Philip Agnew challenged students to start fighting for their communities at the Martin Luther King Jr. Convocation, Thursday.
Agnew, the guest speaker for the event, introduced his speech citing recent police brutality cases, such as the Eric Garner and Jonathan Crawford cases. He used these occurences to fuel his audience.
“There is much more to do,” Agnew said. “The world outside is not meant for us.”
Agnew served as student body vice-president while attending Florida A&M University. His community activism began after Martin Lee Anderson was beaten to death while incarcerated in a boot camp ran by Bay County Sheriffs Department in 2006. He was a co-founder and is now director of the Dream Defenders.
His were not the only words of empowerment for students at convocation.
FAMU President Elmira Mangum believes King’s ideals are inside everyone.
“We want you to use the opportunities we provide to reach your goals,” Mangum said. “It takes sacrifice. It takes fighting, but it takes love. We must love one another to be successful.”
Mangum advocated student action, but emphasized a need for caution.
Bobby Blackwell-Burt, a third-year business administration student from Titusville, Fla., agreed that something needed to be done now in the community.

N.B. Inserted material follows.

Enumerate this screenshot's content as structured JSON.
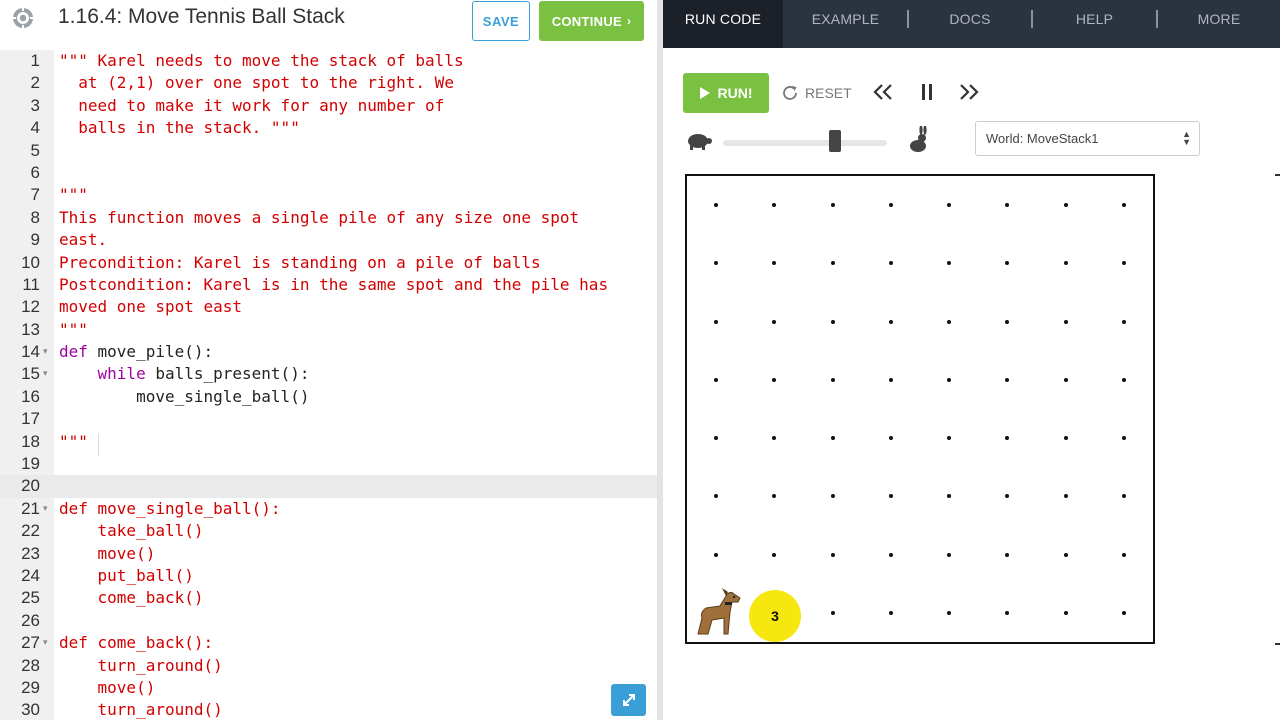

He believes the schools around Tallahassee to rally together for social justice.
“An angry Florida State, FAMU and Tallahassee Community College under one name is stronger than just an angry FAMU, an angry FSU or an angry TCC,” Blackwell-Burt said.
Agnew left the audience with a song and the words, “It’s time for us to rise up. It’s time for us to strike, strike and strike again.”